In the summer of 1943, as World War II rages on, Ben MacCarthy is haunted by the disappearance of his wife, the actress Venetia Kelly. Searching for purpose by collecting stories for the Irish Folklore Commission, he travels to a remote seaside cottage to profile the enigmatic Miss Kate Begley, the Matchmaker of Kenmare. Ben is immediately captivated by her, and a powerful friendship is forged. But when Charles Miller, a handsome American military intelligence officer, arrives on the scene, Miss Begley looks to make a match for herself. Miller needs a favor, but it will be dangerous. Under the cover of their neutrality as Irish citizens, Miss Begley and Ben travel to London and effectively operate as spies. As they are drawn more deeply and painfully into the conflict, both discover the perils of neutrality--in both love and war.

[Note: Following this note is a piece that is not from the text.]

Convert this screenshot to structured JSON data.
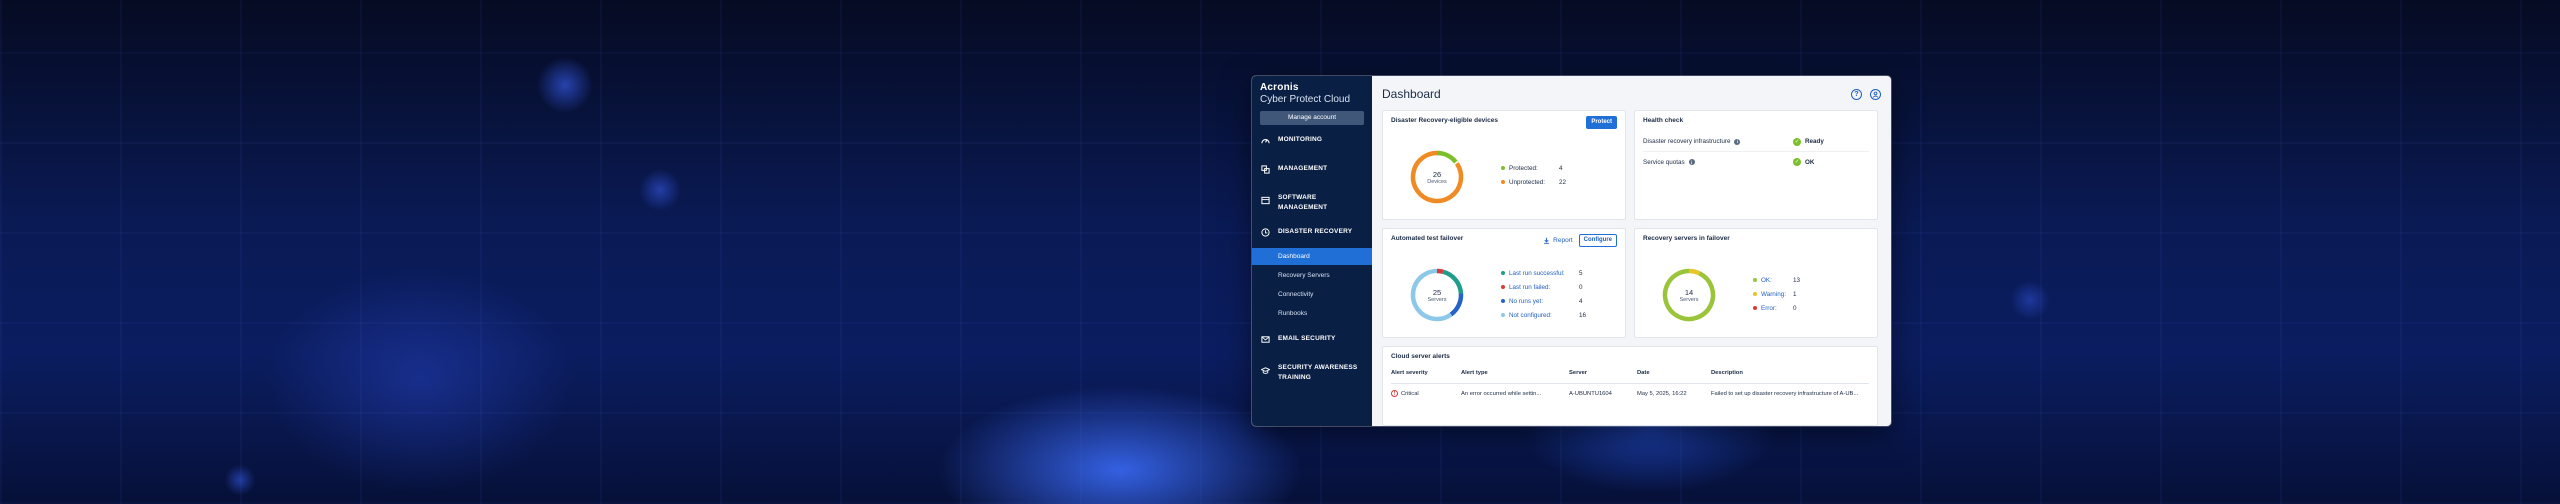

Steeped in colorful history, The Matchmaker of Kenmare is a lush and surprising novel, rich as myth, tense as a thriller, and, like all grand tales, harrowing, sometimes hilarious, and heartbreaking.
About the Author
Frank Delaney is the author of the New York Times bestselling novel Ireland, as well as The Last Storyteller, The Matchmaker of Kenmare, Venetia Kelly's Traveling Show, Tipperary, Shannon, and Simple Courage: A True Story of Peril on the Sea. A former judge for the Man Booker Prize, Delaney enjoyed a prominent career in BBC broadcasting before becoming a full-time writer. Delaney died in 2017.
“A moving tale of love, angst and Irish superstition.”—Associated Press
“With its memorable characters and variety of adventures, [Frank] Delaney’s brand of Irish fabulism is . . . a delight to read. [The Matchmaker of Kenmare] burnishes this veteran writer’s reputation as a consummate storyteller.”—Kirkus Reviews (starred review)
“Engrossing . . . Delaney again unspools a fine yarn, while providing substantive insights into history and human nature.”—The Star-Ledger
“Panoramic . . . Delaney spins an exciting yarn of romance and intrigue, and in Kate, he has created an indomitable, unforgettable character.”—Publishers Weekly
“Irish storytelling at its best.”—Library Journal